On July 11, 2022, the Committee for New York’s Quadricentennial formed. Their purpose is to enhance and inform public understanding of key historic events that occurred in the years 2024, 2025 and 2026, and the roles played by the original indigenous people, the early Dutch, French and other European settlers and those indentured or enslaved people brought here during that period of history.
Our purpose is to affiliate and collaborate with historic, genealogical, and research associations whose purpose is to preserve the heritage of those who settled in Niew Amsterdam, Mannahatta, the South River, and Hudson River valleys and those who welcomed them.
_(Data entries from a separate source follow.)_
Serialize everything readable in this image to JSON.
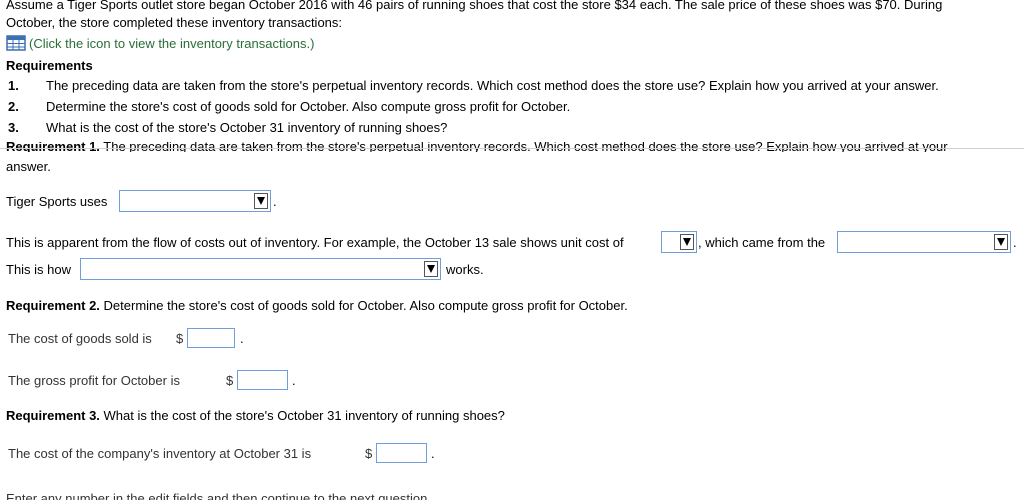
{
  "intro": {
    "line1": "Assume a Tiger Sports outlet store began October 2016 with 46 pairs of running shoes that cost the store $34 each. The sale price of these shoes was $70. During",
    "line2": "October, the store completed these inventory transactions:"
  },
  "link": {
    "icon": "table-icon",
    "text": "(Click the icon to view the inventory transactions.)"
  },
  "requirements": {
    "heading": "Requirements",
    "items": [
      {
        "num": "1.",
        "text": "The preceding data are taken from the store's perpetual inventory records. Which cost method does the store use? Explain how you arrived at your answer."
      },
      {
        "num": "2.",
        "text": "Determine the store's cost of goods sold for October. Also compute gross profit for October."
      },
      {
        "num": "3.",
        "text": "What is the cost of the store's October 31 inventory of running shoes?"
      }
    ]
  },
  "req1_section": {
    "cut_label": "Requirement 1.",
    "cut_text": " The preceding data are taken from the store's perpetual inventory records. Which cost method does the store use? Explain how you arrived at your",
    "answer_word": "answer.",
    "uses_label": "Tiger Sports uses",
    "period": ".",
    "apparent_text": "This is apparent from the flow of costs out of inventory. For example, the October 13 sale shows unit cost of",
    "which_came_text": ", which came from the",
    "this_is_how": "This is how",
    "works": "works."
  },
  "req2_section": {
    "heading_bold": "Requirement 2.",
    "heading_text": " Determine the store's cost of goods sold for October. Also compute gross profit for October.",
    "cogs_label": "The cost of goods sold is",
    "gross_label": "The gross profit for October is",
    "currency": "$",
    "period": "."
  },
  "req3_section": {
    "heading_bold": "Requirement 3.",
    "heading_text": " What is the cost of the store's October 31 inventory of running shoes?",
    "inventory_label": "The cost of the company's inventory at October 31 is",
    "currency": "$",
    "period": "."
  },
  "footer": {
    "cut_text": "Enter any number in the edit fields and then continue to the next question."
  }
}
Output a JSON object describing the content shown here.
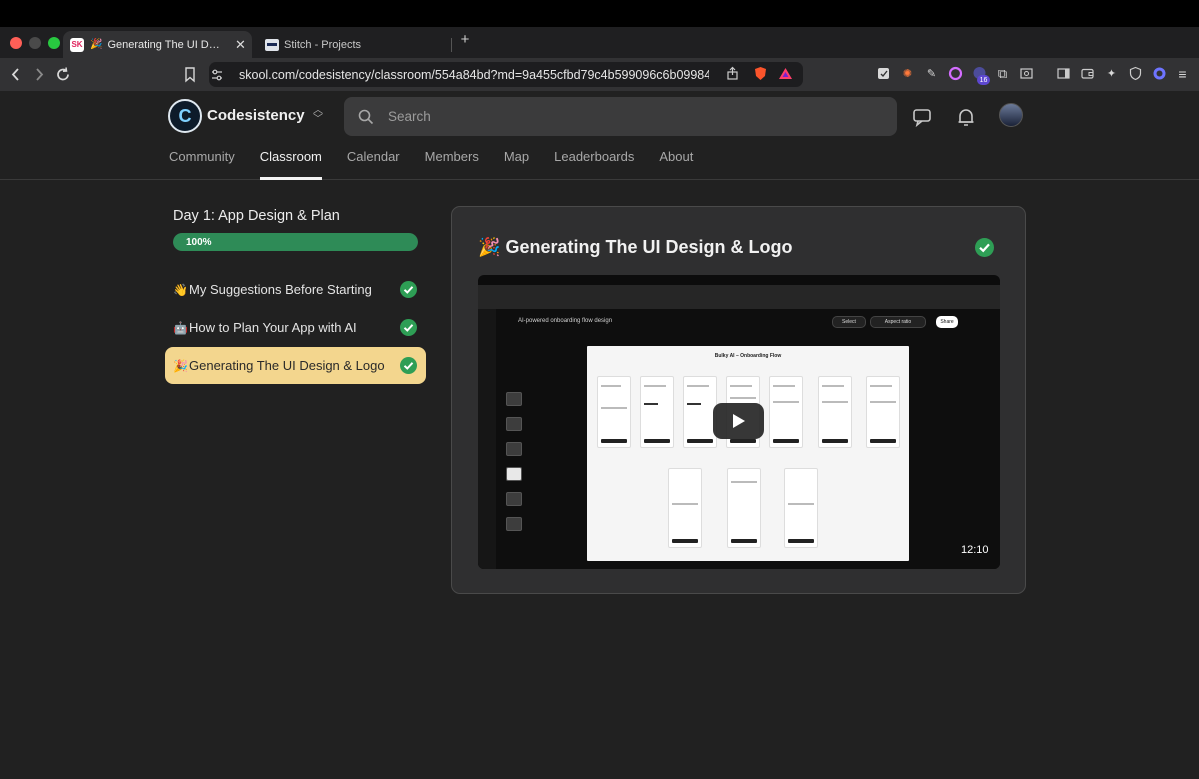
{
  "browser": {
    "tabs": [
      {
        "favicon": "SK",
        "emoji": "🎉",
        "title": "Generating The UI Design & Logo",
        "active": true
      },
      {
        "favicon": "stitch-icon",
        "title": "Stitch - Projects",
        "active": false
      }
    ],
    "new_tab": "+",
    "url": "skool.com/codesistency/classroom/554a84bd?md=9a455cfbd79c4b599096c6b09984...",
    "ext_badge": "16"
  },
  "header": {
    "logo_letter": "C",
    "community_name": "Codesistency",
    "search_placeholder": "Search"
  },
  "nav": {
    "items": [
      "Community",
      "Classroom",
      "Calendar",
      "Members",
      "Map",
      "Leaderboards",
      "About"
    ],
    "active": "Classroom"
  },
  "course": {
    "title": "Day 1: App Design & Plan",
    "progress_percent": 100,
    "progress_label": "100%",
    "lessons": [
      {
        "emoji": "👋",
        "label": "My Suggestions Before Starting",
        "completed": true,
        "active": false
      },
      {
        "emoji": "🤖",
        "label": "How to Plan Your App with AI",
        "completed": true,
        "active": false
      },
      {
        "emoji": "🎉",
        "label": "Generating The UI Design & Logo",
        "completed": true,
        "active": true
      }
    ]
  },
  "lesson_view": {
    "emoji": "🎉",
    "title": "Generating The UI Design & Logo",
    "completed": true,
    "video": {
      "app_title": "AI-powered onboarding flow design",
      "canvas_title": "Bulky AI – Onboarding Flow",
      "select_label": "Select",
      "aspect_label": "Aspect ratio",
      "share_label": "Share",
      "duration": "12:10"
    }
  },
  "colors": {
    "accent_active_lesson": "#f3d68e",
    "progress": "#2e8b57",
    "check": "#2e9e55"
  }
}
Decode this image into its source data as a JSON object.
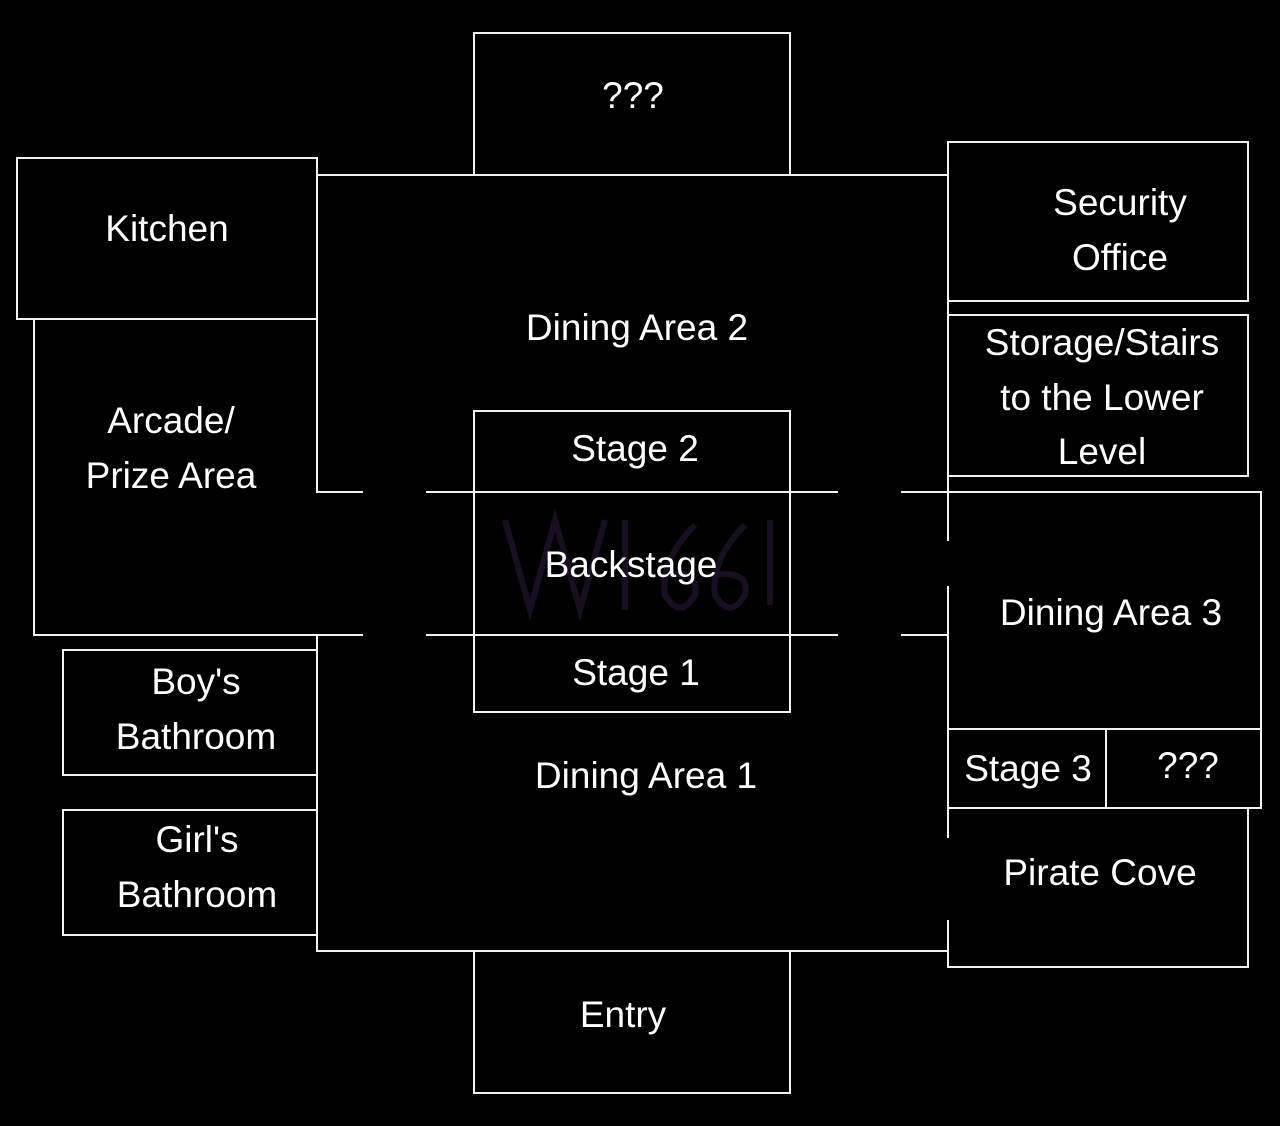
{
  "watermark": "W1661",
  "colors": {
    "background": "#000000",
    "walls": "#f2f2f2",
    "text": "#ffffff",
    "watermark": "#1a0f22"
  },
  "rooms": {
    "unknown_top": "???",
    "kitchen": "Kitchen",
    "dining_area_2": "Dining Area 2",
    "security_office": [
      "Security",
      "Office"
    ],
    "storage": [
      "Storage/Stairs",
      "to the Lower",
      "Level"
    ],
    "arcade": [
      "Arcade/",
      "Prize Area"
    ],
    "stage_2": "Stage 2",
    "backstage": "Backstage",
    "stage_1": "Stage 1",
    "dining_area_3": "Dining Area 3",
    "boys_bathroom": [
      "Boy's",
      "Bathroom"
    ],
    "girls_bathroom": [
      "Girl's",
      "Bathroom"
    ],
    "dining_area_1": "Dining Area 1",
    "stage_3": "Stage 3",
    "unknown_right": "???",
    "pirate_cove": "Pirate Cove",
    "entry": "Entry"
  }
}
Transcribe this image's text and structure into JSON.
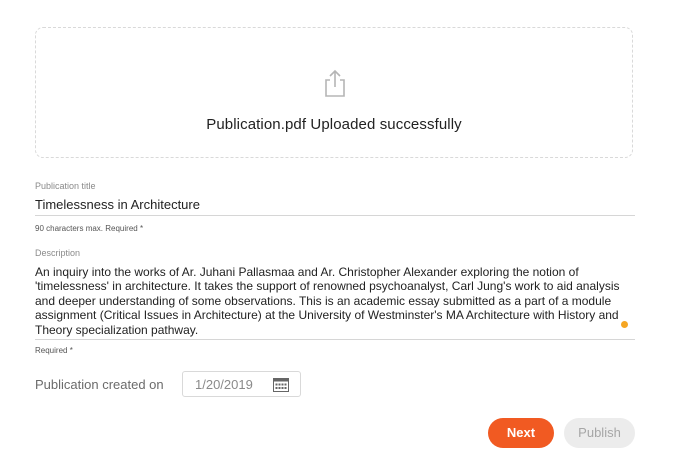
{
  "upload": {
    "message": "Publication.pdf Uploaded successfully"
  },
  "title_field": {
    "label": "Publication title",
    "value": "Timelessness in Architecture",
    "helper": "90 characters max. Required *"
  },
  "description_field": {
    "label": "Description",
    "value": "An inquiry into the works of Ar. Juhani Pallasmaa and Ar. Christopher Alexander exploring the notion of 'timelessness' in architecture. It takes the support of renowned psychoanalyst, Carl Jung's work to aid analysis and deeper understanding of some observations. This is an academic essay submitted as a part of a module assignment (Critical Issues in Architecture) at the University of Westminster's MA Architecture with History and Theory specialization pathway.",
    "helper": "Required *"
  },
  "date_field": {
    "label": "Publication created on",
    "value": "1/20/2019"
  },
  "actions": {
    "next_label": "Next",
    "publish_label": "Publish"
  },
  "colors": {
    "accent": "#f15a22",
    "indicator": "#f5a623",
    "disabled_bg": "#ececec"
  },
  "icons": {
    "upload": "share-upload-icon",
    "calendar": "calendar-icon"
  }
}
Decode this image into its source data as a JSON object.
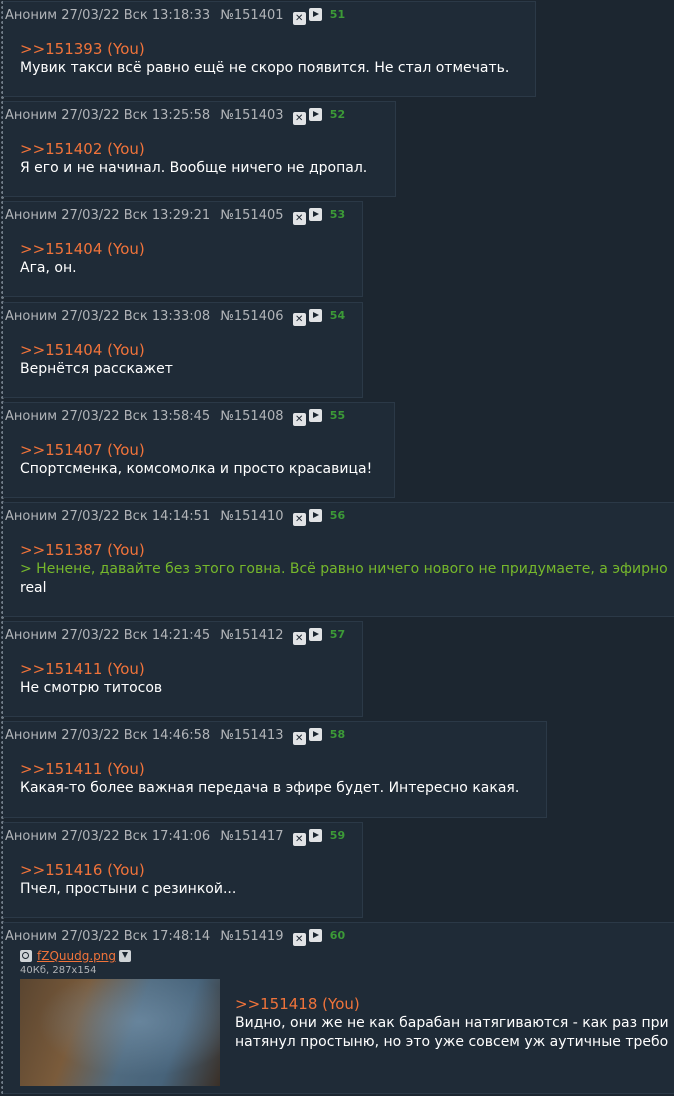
{
  "posts": [
    {
      "author": "Аноним",
      "date": "27/03/22 Вск 13:18:33",
      "num": "№151401",
      "count": "51",
      "reply": ">>151393 (You)",
      "lines": [
        "Мувик такси всё равно ещё не скоро появится. Не стал отмечать."
      ]
    },
    {
      "author": "Аноним",
      "date": "27/03/22 Вск 13:25:58",
      "num": "№151403",
      "count": "52",
      "reply": ">>151402 (You)",
      "lines": [
        "Я его и не начинал. Вообще ничего не дропал."
      ]
    },
    {
      "author": "Аноним",
      "date": "27/03/22 Вск 13:29:21",
      "num": "№151405",
      "count": "53",
      "reply": ">>151404 (You)",
      "lines": [
        "Ага, он."
      ]
    },
    {
      "author": "Аноним",
      "date": "27/03/22 Вск 13:33:08",
      "num": "№151406",
      "count": "54",
      "reply": ">>151404 (You)",
      "lines": [
        "Вернётся расскажет"
      ]
    },
    {
      "author": "Аноним",
      "date": "27/03/22 Вск 13:58:45",
      "num": "№151408",
      "count": "55",
      "reply": ">>151407 (You)",
      "lines": [
        "Спортсменка, комсомолка и просто красавица!"
      ]
    },
    {
      "author": "Аноним",
      "date": "27/03/22 Вск 14:14:51",
      "num": "№151410",
      "count": "56",
      "reply": ">>151387 (You)",
      "quote": "> Ненене, давайте без этого говна. Всё равно ничего нового не придумаете, а эфирно",
      "lines": [
        "real"
      ]
    },
    {
      "author": "Аноним",
      "date": "27/03/22 Вск 14:21:45",
      "num": "№151412",
      "count": "57",
      "reply": ">>151411 (You)",
      "lines": [
        "Не смотрю титосов"
      ]
    },
    {
      "author": "Аноним",
      "date": "27/03/22 Вск 14:46:58",
      "num": "№151413",
      "count": "58",
      "reply": ">>151411 (You)",
      "lines": [
        "Какая-то более важная передача в эфире будет. Интересно какая."
      ]
    },
    {
      "author": "Аноним",
      "date": "27/03/22 Вск 17:41:06",
      "num": "№151417",
      "count": "59",
      "reply": ">>151416 (You)",
      "lines": [
        "Пчел, простыни с резинкой..."
      ]
    },
    {
      "author": "Аноним",
      "date": "27/03/22 Вск 17:48:14",
      "num": "№151419",
      "count": "60",
      "reply": ">>151418 (You)",
      "lines": [
        "Видно, они же не как барабан натягиваются - как раз при",
        "натянул простыню, но это уже совсем уж аутичные требо"
      ],
      "file": {
        "name": "fZQuudg.png",
        "meta": "40Кб, 287x154"
      }
    }
  ],
  "colors": {
    "background": "#1c2630",
    "post": "#1f2b37",
    "reply": "#f0733a",
    "quote": "#76b82c",
    "counter": "#3c9a37"
  },
  "icons": {
    "hide": "close-icon",
    "play": "play-icon",
    "search": "search-icon",
    "download": "download-icon"
  }
}
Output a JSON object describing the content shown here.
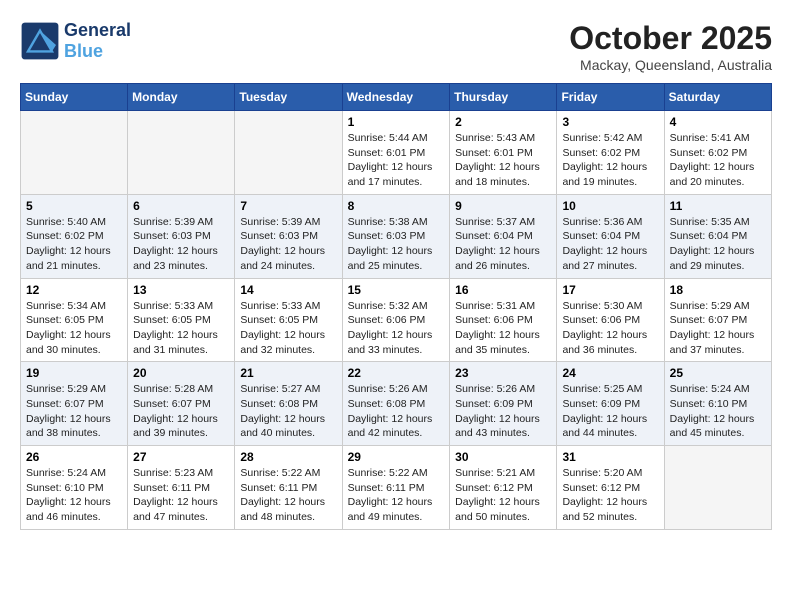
{
  "header": {
    "logo_line1": "General",
    "logo_line2": "Blue",
    "month": "October 2025",
    "location": "Mackay, Queensland, Australia"
  },
  "days_of_week": [
    "Sunday",
    "Monday",
    "Tuesday",
    "Wednesday",
    "Thursday",
    "Friday",
    "Saturday"
  ],
  "weeks": [
    [
      {
        "day": "",
        "info": ""
      },
      {
        "day": "",
        "info": ""
      },
      {
        "day": "",
        "info": ""
      },
      {
        "day": "1",
        "info": "Sunrise: 5:44 AM\nSunset: 6:01 PM\nDaylight: 12 hours\nand 17 minutes."
      },
      {
        "day": "2",
        "info": "Sunrise: 5:43 AM\nSunset: 6:01 PM\nDaylight: 12 hours\nand 18 minutes."
      },
      {
        "day": "3",
        "info": "Sunrise: 5:42 AM\nSunset: 6:02 PM\nDaylight: 12 hours\nand 19 minutes."
      },
      {
        "day": "4",
        "info": "Sunrise: 5:41 AM\nSunset: 6:02 PM\nDaylight: 12 hours\nand 20 minutes."
      }
    ],
    [
      {
        "day": "5",
        "info": "Sunrise: 5:40 AM\nSunset: 6:02 PM\nDaylight: 12 hours\nand 21 minutes."
      },
      {
        "day": "6",
        "info": "Sunrise: 5:39 AM\nSunset: 6:03 PM\nDaylight: 12 hours\nand 23 minutes."
      },
      {
        "day": "7",
        "info": "Sunrise: 5:39 AM\nSunset: 6:03 PM\nDaylight: 12 hours\nand 24 minutes."
      },
      {
        "day": "8",
        "info": "Sunrise: 5:38 AM\nSunset: 6:03 PM\nDaylight: 12 hours\nand 25 minutes."
      },
      {
        "day": "9",
        "info": "Sunrise: 5:37 AM\nSunset: 6:04 PM\nDaylight: 12 hours\nand 26 minutes."
      },
      {
        "day": "10",
        "info": "Sunrise: 5:36 AM\nSunset: 6:04 PM\nDaylight: 12 hours\nand 27 minutes."
      },
      {
        "day": "11",
        "info": "Sunrise: 5:35 AM\nSunset: 6:04 PM\nDaylight: 12 hours\nand 29 minutes."
      }
    ],
    [
      {
        "day": "12",
        "info": "Sunrise: 5:34 AM\nSunset: 6:05 PM\nDaylight: 12 hours\nand 30 minutes."
      },
      {
        "day": "13",
        "info": "Sunrise: 5:33 AM\nSunset: 6:05 PM\nDaylight: 12 hours\nand 31 minutes."
      },
      {
        "day": "14",
        "info": "Sunrise: 5:33 AM\nSunset: 6:05 PM\nDaylight: 12 hours\nand 32 minutes."
      },
      {
        "day": "15",
        "info": "Sunrise: 5:32 AM\nSunset: 6:06 PM\nDaylight: 12 hours\nand 33 minutes."
      },
      {
        "day": "16",
        "info": "Sunrise: 5:31 AM\nSunset: 6:06 PM\nDaylight: 12 hours\nand 35 minutes."
      },
      {
        "day": "17",
        "info": "Sunrise: 5:30 AM\nSunset: 6:06 PM\nDaylight: 12 hours\nand 36 minutes."
      },
      {
        "day": "18",
        "info": "Sunrise: 5:29 AM\nSunset: 6:07 PM\nDaylight: 12 hours\nand 37 minutes."
      }
    ],
    [
      {
        "day": "19",
        "info": "Sunrise: 5:29 AM\nSunset: 6:07 PM\nDaylight: 12 hours\nand 38 minutes."
      },
      {
        "day": "20",
        "info": "Sunrise: 5:28 AM\nSunset: 6:07 PM\nDaylight: 12 hours\nand 39 minutes."
      },
      {
        "day": "21",
        "info": "Sunrise: 5:27 AM\nSunset: 6:08 PM\nDaylight: 12 hours\nand 40 minutes."
      },
      {
        "day": "22",
        "info": "Sunrise: 5:26 AM\nSunset: 6:08 PM\nDaylight: 12 hours\nand 42 minutes."
      },
      {
        "day": "23",
        "info": "Sunrise: 5:26 AM\nSunset: 6:09 PM\nDaylight: 12 hours\nand 43 minutes."
      },
      {
        "day": "24",
        "info": "Sunrise: 5:25 AM\nSunset: 6:09 PM\nDaylight: 12 hours\nand 44 minutes."
      },
      {
        "day": "25",
        "info": "Sunrise: 5:24 AM\nSunset: 6:10 PM\nDaylight: 12 hours\nand 45 minutes."
      }
    ],
    [
      {
        "day": "26",
        "info": "Sunrise: 5:24 AM\nSunset: 6:10 PM\nDaylight: 12 hours\nand 46 minutes."
      },
      {
        "day": "27",
        "info": "Sunrise: 5:23 AM\nSunset: 6:11 PM\nDaylight: 12 hours\nand 47 minutes."
      },
      {
        "day": "28",
        "info": "Sunrise: 5:22 AM\nSunset: 6:11 PM\nDaylight: 12 hours\nand 48 minutes."
      },
      {
        "day": "29",
        "info": "Sunrise: 5:22 AM\nSunset: 6:11 PM\nDaylight: 12 hours\nand 49 minutes."
      },
      {
        "day": "30",
        "info": "Sunrise: 5:21 AM\nSunset: 6:12 PM\nDaylight: 12 hours\nand 50 minutes."
      },
      {
        "day": "31",
        "info": "Sunrise: 5:20 AM\nSunset: 6:12 PM\nDaylight: 12 hours\nand 52 minutes."
      },
      {
        "day": "",
        "info": ""
      }
    ]
  ]
}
The Holland Society of New York, The Saint Nicholas Society of the City of New York, and the Society of First Families of New York have joined together to lead this initiative. Many other genealogical organizations have been invited to join and contribute to this great time in our city’s history. Others are welcome to contact us for further information.
It was said that eighteen different European languages were spoken on the lower tip of Manhattan, not to mention various Indigenous Native American dialects
Several European explorations came to the New York area from 1524 with Giovanni de Verrazano to 1609 with Henry Hudson and onward with Adrien Block to 1614 with Hendrick Christiansen. In 1623, a group of Dutch traders established Fort Orange in present-day Albany, and on May 31, 1624, at Governors Island, First Director-General, Cornelius May and 31 families established a trading post. In July 1625, Fort Amsterdam was established by Second Director General, Willem Verholst, and on May 17, 1626, the lease between Peter Minuit and the Indigenous American Tribe was negotiated ushering in the large economic enterprise which boomed between the tribes and the Europeans for the fur trade.